**WORK REQUIRED**: Below this task are records; return each one exactly and omit its images.

(Beginning of EXTRACTED ENTRIES)

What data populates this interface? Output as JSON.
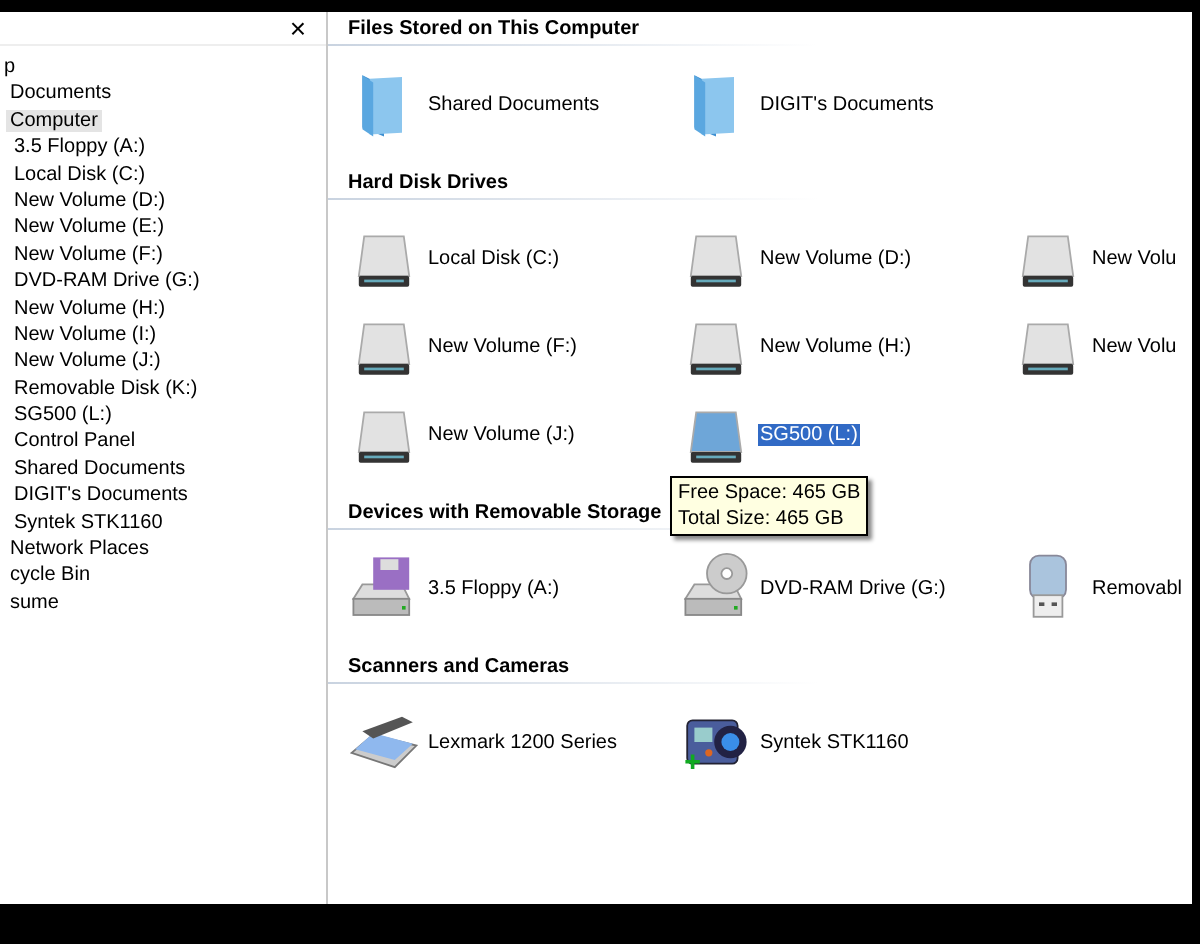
{
  "folders_pane": {
    "close_button": "×",
    "tree": [
      {
        "label": "p",
        "selected": false,
        "children": [
          {
            "label": "Documents",
            "selected": false
          },
          {
            "label": "Computer",
            "selected": true,
            "children": [
              {
                "label": "3.5 Floppy (A:)",
                "selected": false
              },
              {
                "label": "Local Disk (C:)",
                "selected": false
              },
              {
                "label": "New Volume (D:)",
                "selected": false
              },
              {
                "label": "New Volume (E:)",
                "selected": false
              },
              {
                "label": "New Volume (F:)",
                "selected": false
              },
              {
                "label": "DVD-RAM Drive (G:)",
                "selected": false
              },
              {
                "label": "New Volume (H:)",
                "selected": false
              },
              {
                "label": "New Volume (I:)",
                "selected": false
              },
              {
                "label": "New Volume (J:)",
                "selected": false
              },
              {
                "label": "Removable Disk (K:)",
                "selected": false
              },
              {
                "label": "SG500 (L:)",
                "selected": false
              },
              {
                "label": "Control Panel",
                "selected": false
              },
              {
                "label": "Shared Documents",
                "selected": false
              },
              {
                "label": "DIGIT's Documents",
                "selected": false
              },
              {
                "label": "Syntek STK1160",
                "selected": false
              }
            ]
          },
          {
            "label": "Network Places",
            "selected": false
          },
          {
            "label": "cycle Bin",
            "selected": false
          },
          {
            "label": "sume",
            "selected": false
          }
        ]
      }
    ]
  },
  "sections": [
    {
      "title": "Files Stored on This Computer",
      "items": [
        {
          "label": "Shared Documents",
          "kind": "folder",
          "selected": false
        },
        {
          "label": "DIGIT's Documents",
          "kind": "folder",
          "selected": false
        }
      ]
    },
    {
      "title": "Hard Disk Drives",
      "items": [
        {
          "label": "Local Disk (C:)",
          "kind": "drive",
          "selected": false
        },
        {
          "label": "New Volume (D:)",
          "kind": "drive",
          "selected": false
        },
        {
          "label": "New Volu",
          "kind": "drive",
          "selected": false
        },
        {
          "label": "New Volume (F:)",
          "kind": "drive",
          "selected": false
        },
        {
          "label": "New Volume (H:)",
          "kind": "drive",
          "selected": false
        },
        {
          "label": "New Volu",
          "kind": "drive",
          "selected": false
        },
        {
          "label": "New Volume (J:)",
          "kind": "drive",
          "selected": false
        },
        {
          "label": "SG500 (L:)",
          "kind": "drive",
          "selected": true,
          "tooltip": [
            "Free Space: 465 GB",
            "Total Size: 465 GB"
          ]
        }
      ]
    },
    {
      "title": "Devices with Removable Storage",
      "items": [
        {
          "label": "3.5 Floppy (A:)",
          "kind": "floppy",
          "selected": false
        },
        {
          "label": "DVD-RAM Drive (G:)",
          "kind": "dvd",
          "selected": false
        },
        {
          "label": "Removabl",
          "kind": "usb",
          "selected": false
        }
      ]
    },
    {
      "title": "Scanners and Cameras",
      "items": [
        {
          "label": "Lexmark 1200 Series",
          "kind": "scanner",
          "selected": false
        },
        {
          "label": "Syntek STK1160",
          "kind": "camera",
          "selected": false
        }
      ]
    }
  ]
}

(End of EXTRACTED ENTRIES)

**EXERCISE OUTPUT**:
What data populates this interface? Output as JSON.
{
  "folders_pane": {
    "close_button": "×",
    "tree": [
      {
        "label": "p",
        "selected": false,
        "children": [
          {
            "label": "Documents",
            "selected": false
          },
          {
            "label": "Computer",
            "selected": true,
            "children": [
              {
                "label": "3.5 Floppy (A:)",
                "selected": false
              },
              {
                "label": "Local Disk (C:)",
                "selected": false
              },
              {
                "label": "New Volume (D:)",
                "selected": false
              },
              {
                "label": "New Volume (E:)",
                "selected": false
              },
              {
                "label": "New Volume (F:)",
                "selected": false
              },
              {
                "label": "DVD-RAM Drive (G:)",
                "selected": false
              },
              {
                "label": "New Volume (H:)",
                "selected": false
              },
              {
                "label": "New Volume (I:)",
                "selected": false
              },
              {
                "label": "New Volume (J:)",
                "selected": false
              },
              {
                "label": "Removable Disk (K:)",
                "selected": false
              },
              {
                "label": "SG500 (L:)",
                "selected": false
              },
              {
                "label": "Control Panel",
                "selected": false
              },
              {
                "label": "Shared Documents",
                "selected": false
              },
              {
                "label": "DIGIT's Documents",
                "selected": false
              },
              {
                "label": "Syntek STK1160",
                "selected": false
              }
            ]
          },
          {
            "label": "Network Places",
            "selected": false
          },
          {
            "label": "cycle Bin",
            "selected": false
          },
          {
            "label": "sume",
            "selected": false
          }
        ]
      }
    ]
  },
  "sections": [
    {
      "title": "Files Stored on This Computer",
      "items": [
        {
          "label": "Shared Documents",
          "kind": "folder",
          "selected": false
        },
        {
          "label": "DIGIT's Documents",
          "kind": "folder",
          "selected": false
        }
      ]
    },
    {
      "title": "Hard Disk Drives",
      "items": [
        {
          "label": "Local Disk (C:)",
          "kind": "drive",
          "selected": false
        },
        {
          "label": "New Volume (D:)",
          "kind": "drive",
          "selected": false
        },
        {
          "label": "New Volu",
          "kind": "drive",
          "selected": false
        },
        {
          "label": "New Volume (F:)",
          "kind": "drive",
          "selected": false
        },
        {
          "label": "New Volume (H:)",
          "kind": "drive",
          "selected": false
        },
        {
          "label": "New Volu",
          "kind": "drive",
          "selected": false
        },
        {
          "label": "New Volume (J:)",
          "kind": "drive",
          "selected": false
        },
        {
          "label": "SG500 (L:)",
          "kind": "drive",
          "selected": true,
          "tooltip": [
            "Free Space: 465 GB",
            "Total Size: 465 GB"
          ]
        }
      ]
    },
    {
      "title": "Devices with Removable Storage",
      "items": [
        {
          "label": "3.5 Floppy (A:)",
          "kind": "floppy",
          "selected": false
        },
        {
          "label": "DVD-RAM Drive (G:)",
          "kind": "dvd",
          "selected": false
        },
        {
          "label": "Removabl",
          "kind": "usb",
          "selected": false
        }
      ]
    },
    {
      "title": "Scanners and Cameras",
      "items": [
        {
          "label": "Lexmark 1200 Series",
          "kind": "scanner",
          "selected": false
        },
        {
          "label": "Syntek STK1160",
          "kind": "camera",
          "selected": false
        }
      ]
    }
  ]
}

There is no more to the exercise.